((
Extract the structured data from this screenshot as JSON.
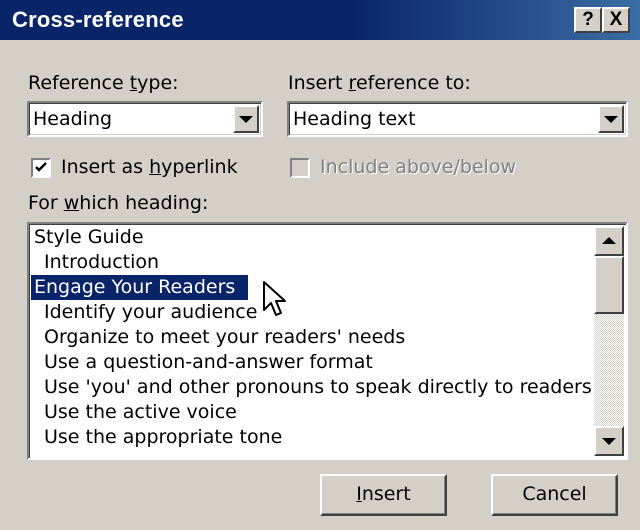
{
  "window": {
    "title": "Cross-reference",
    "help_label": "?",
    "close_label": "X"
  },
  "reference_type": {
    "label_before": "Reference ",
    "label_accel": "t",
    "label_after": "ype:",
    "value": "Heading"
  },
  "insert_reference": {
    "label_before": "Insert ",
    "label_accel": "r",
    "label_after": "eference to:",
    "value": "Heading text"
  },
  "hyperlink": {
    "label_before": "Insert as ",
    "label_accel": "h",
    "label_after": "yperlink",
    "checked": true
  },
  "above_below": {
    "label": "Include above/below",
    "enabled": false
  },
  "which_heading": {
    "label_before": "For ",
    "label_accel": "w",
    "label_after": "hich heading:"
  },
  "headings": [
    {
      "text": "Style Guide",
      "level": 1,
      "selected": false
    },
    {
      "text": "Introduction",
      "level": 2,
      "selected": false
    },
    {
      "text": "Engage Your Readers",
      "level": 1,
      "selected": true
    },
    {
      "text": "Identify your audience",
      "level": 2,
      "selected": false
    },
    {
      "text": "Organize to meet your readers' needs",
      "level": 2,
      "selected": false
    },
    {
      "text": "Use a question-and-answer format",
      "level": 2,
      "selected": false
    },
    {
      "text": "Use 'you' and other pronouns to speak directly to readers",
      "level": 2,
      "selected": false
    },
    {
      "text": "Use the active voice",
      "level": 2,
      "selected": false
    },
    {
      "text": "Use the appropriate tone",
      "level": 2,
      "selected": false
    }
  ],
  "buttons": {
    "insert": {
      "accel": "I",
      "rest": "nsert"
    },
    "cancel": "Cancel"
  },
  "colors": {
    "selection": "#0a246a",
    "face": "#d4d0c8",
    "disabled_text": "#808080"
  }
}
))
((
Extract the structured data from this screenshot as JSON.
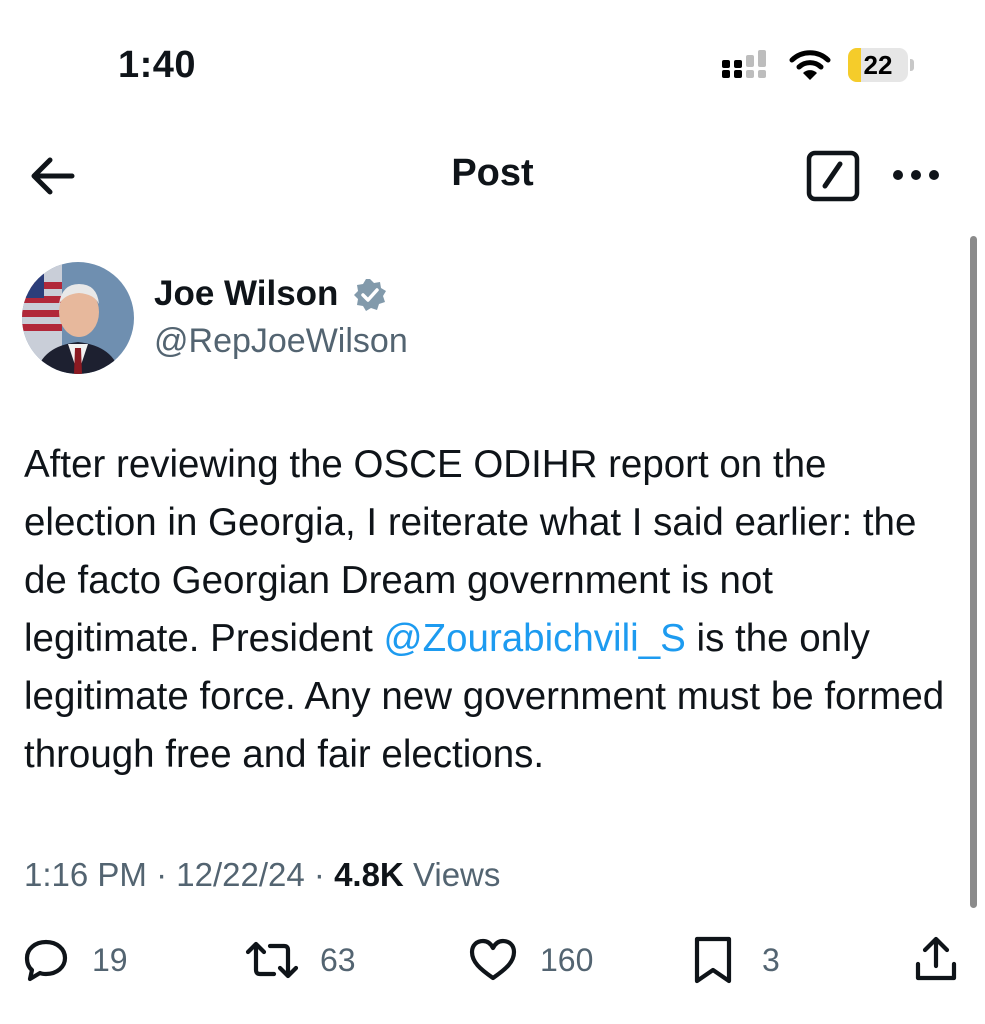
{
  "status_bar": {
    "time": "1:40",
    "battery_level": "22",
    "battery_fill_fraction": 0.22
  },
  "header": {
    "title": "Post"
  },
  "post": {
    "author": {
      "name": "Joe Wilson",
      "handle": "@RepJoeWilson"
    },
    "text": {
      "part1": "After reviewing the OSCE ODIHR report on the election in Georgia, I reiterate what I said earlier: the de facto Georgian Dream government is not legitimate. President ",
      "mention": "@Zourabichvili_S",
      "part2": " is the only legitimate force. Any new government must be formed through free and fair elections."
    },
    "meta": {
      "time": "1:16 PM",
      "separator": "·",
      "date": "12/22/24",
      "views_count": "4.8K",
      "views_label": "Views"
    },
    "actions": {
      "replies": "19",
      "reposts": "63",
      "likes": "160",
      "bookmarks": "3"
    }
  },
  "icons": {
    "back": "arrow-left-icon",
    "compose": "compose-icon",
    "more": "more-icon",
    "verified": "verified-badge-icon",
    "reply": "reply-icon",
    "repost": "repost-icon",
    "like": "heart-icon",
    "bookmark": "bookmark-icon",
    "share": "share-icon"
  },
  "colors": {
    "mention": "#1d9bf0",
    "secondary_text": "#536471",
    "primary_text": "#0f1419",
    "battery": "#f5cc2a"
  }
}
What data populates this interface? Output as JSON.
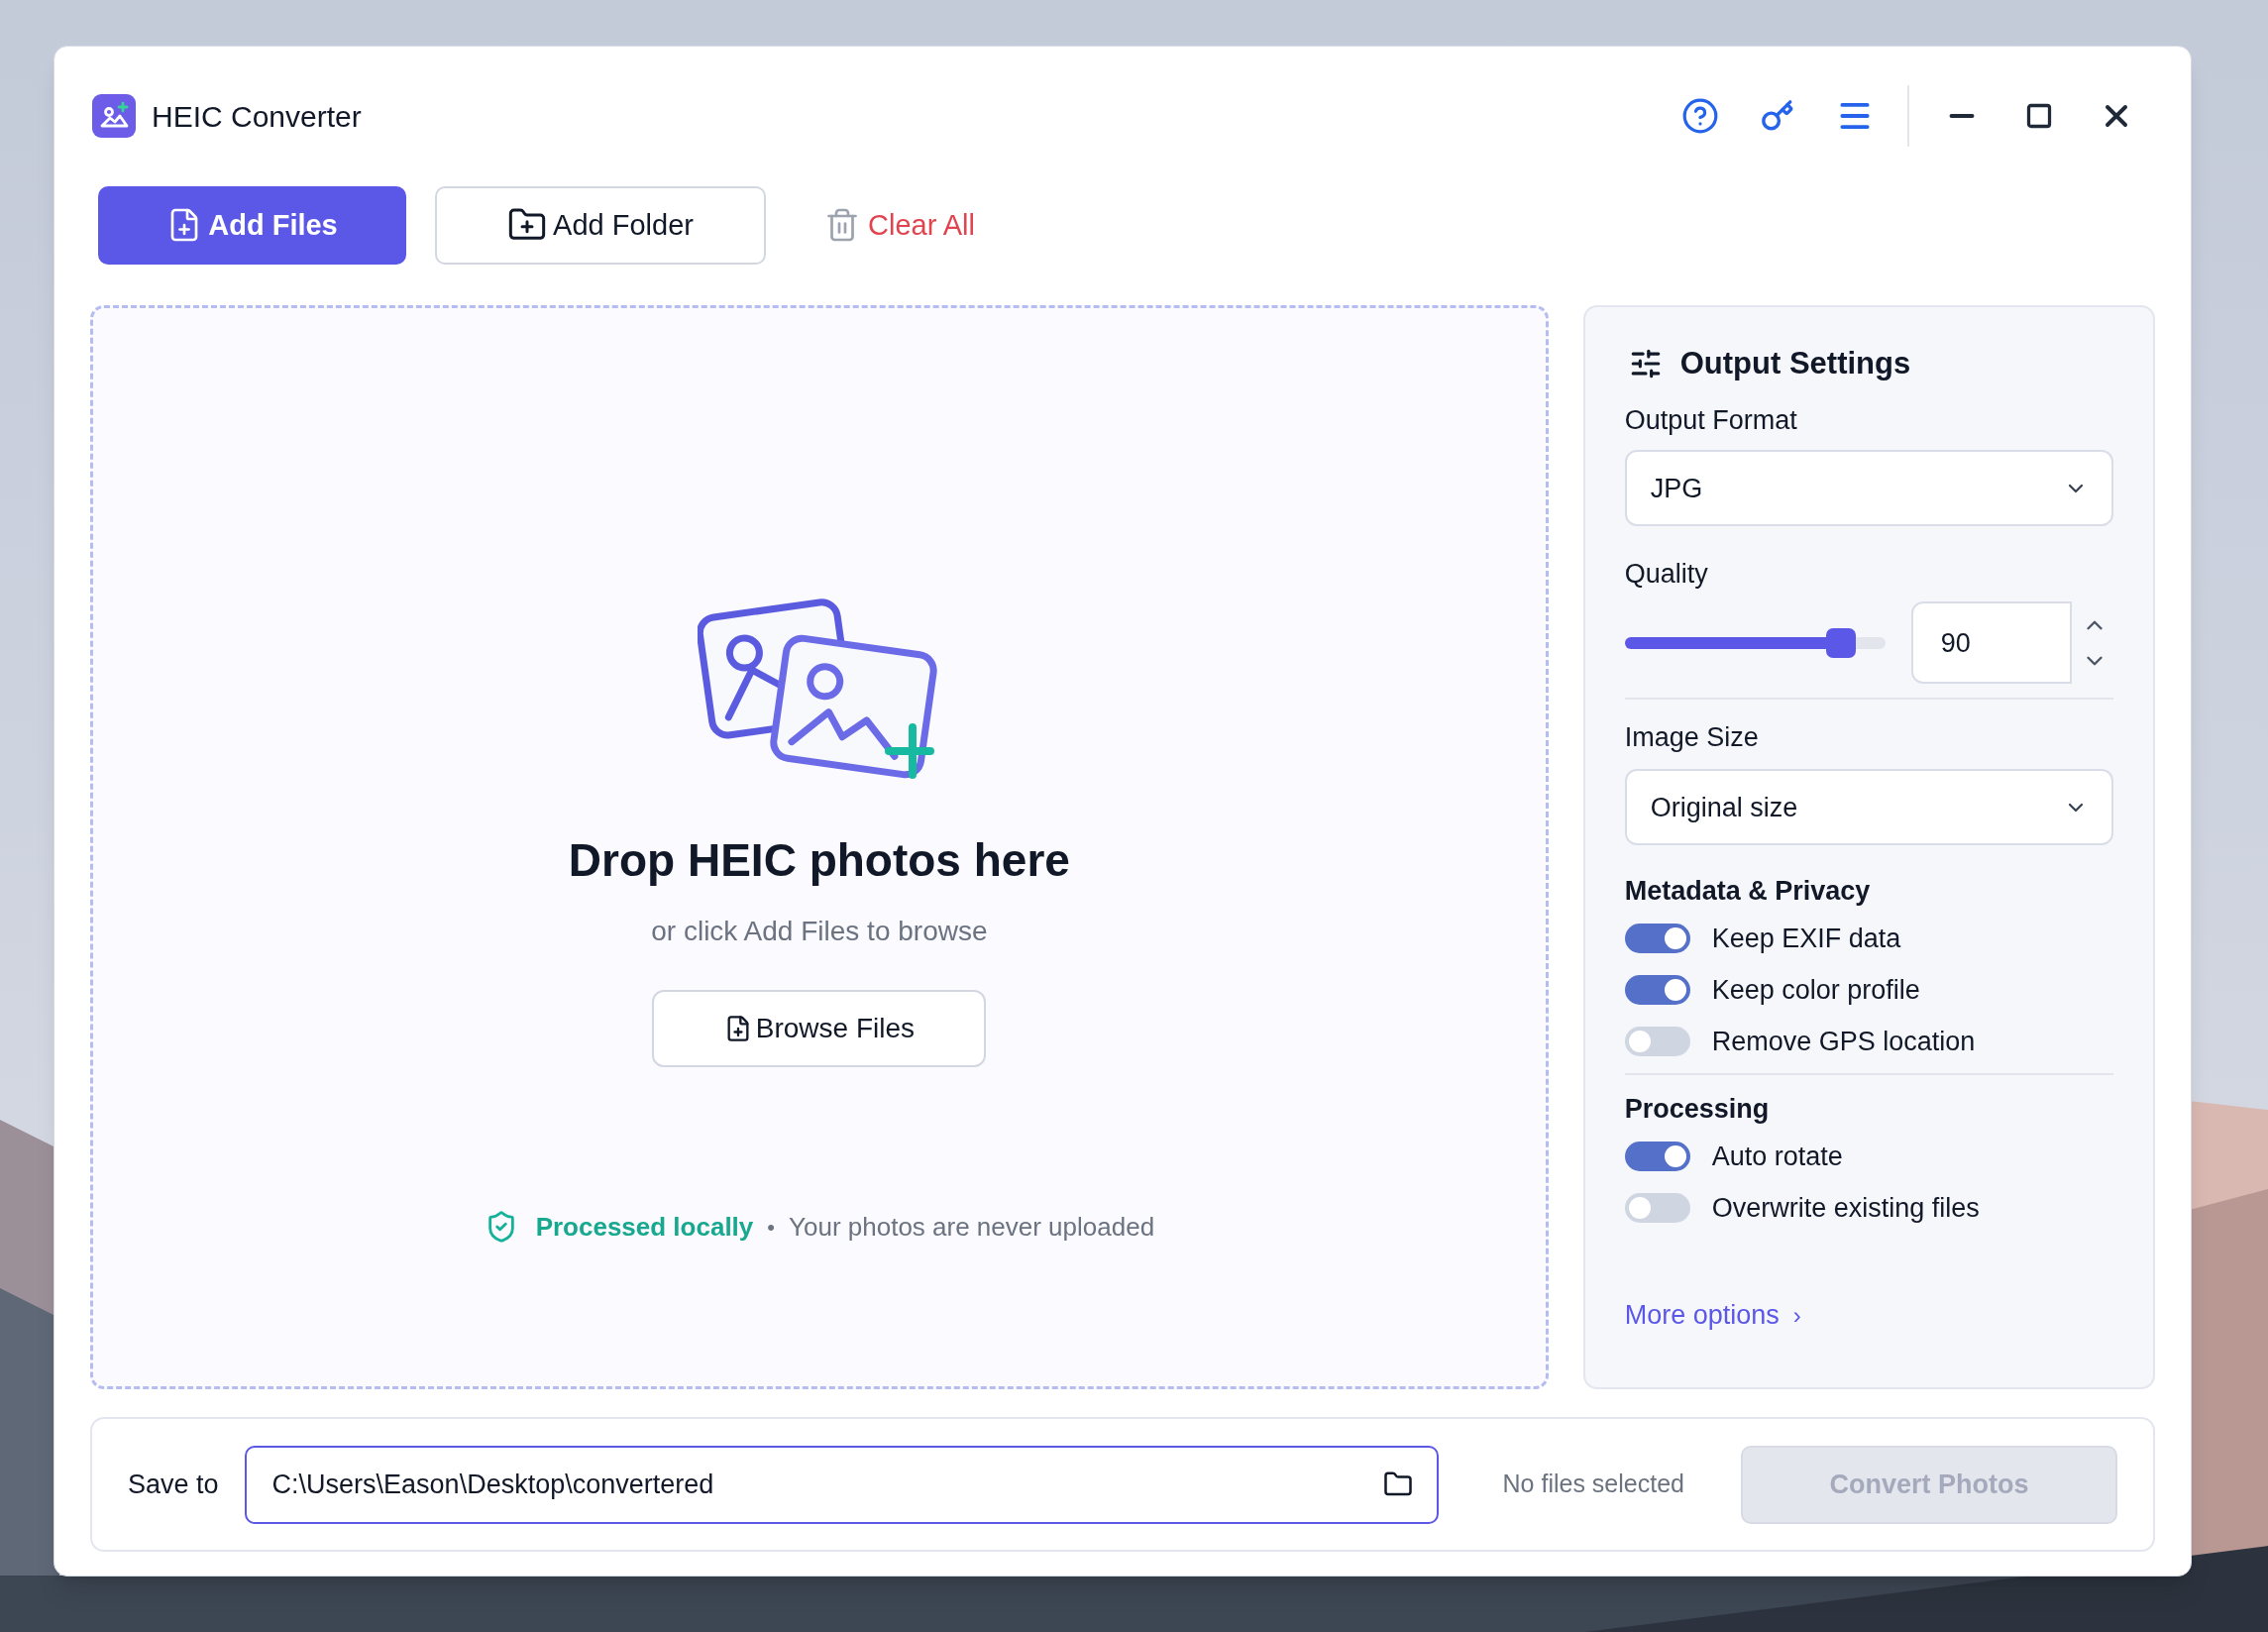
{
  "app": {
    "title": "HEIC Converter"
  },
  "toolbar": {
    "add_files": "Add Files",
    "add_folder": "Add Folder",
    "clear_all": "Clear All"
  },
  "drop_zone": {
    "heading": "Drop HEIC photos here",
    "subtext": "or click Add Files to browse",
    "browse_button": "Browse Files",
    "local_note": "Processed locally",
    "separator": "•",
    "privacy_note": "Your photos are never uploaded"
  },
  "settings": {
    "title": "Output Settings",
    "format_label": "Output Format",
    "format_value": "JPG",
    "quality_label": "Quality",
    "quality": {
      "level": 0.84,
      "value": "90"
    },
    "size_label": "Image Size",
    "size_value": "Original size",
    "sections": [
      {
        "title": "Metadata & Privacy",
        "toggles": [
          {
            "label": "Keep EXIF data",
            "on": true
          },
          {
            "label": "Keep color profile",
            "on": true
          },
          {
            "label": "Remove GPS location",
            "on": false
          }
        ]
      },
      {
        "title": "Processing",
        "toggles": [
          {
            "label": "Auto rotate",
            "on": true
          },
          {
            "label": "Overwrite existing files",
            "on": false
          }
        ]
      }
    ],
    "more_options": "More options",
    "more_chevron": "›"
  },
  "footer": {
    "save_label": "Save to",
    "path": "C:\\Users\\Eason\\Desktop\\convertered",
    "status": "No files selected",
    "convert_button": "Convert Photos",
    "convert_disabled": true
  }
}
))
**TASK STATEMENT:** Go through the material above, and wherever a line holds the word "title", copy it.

**TASK ANSWER:**
    "title": "Cross-reference",
    "title": "Post"
    "title": "HEIC Converter"
    "title": "Output Settings",
        "title": "Metadata & Privacy",
        "title": "Processing",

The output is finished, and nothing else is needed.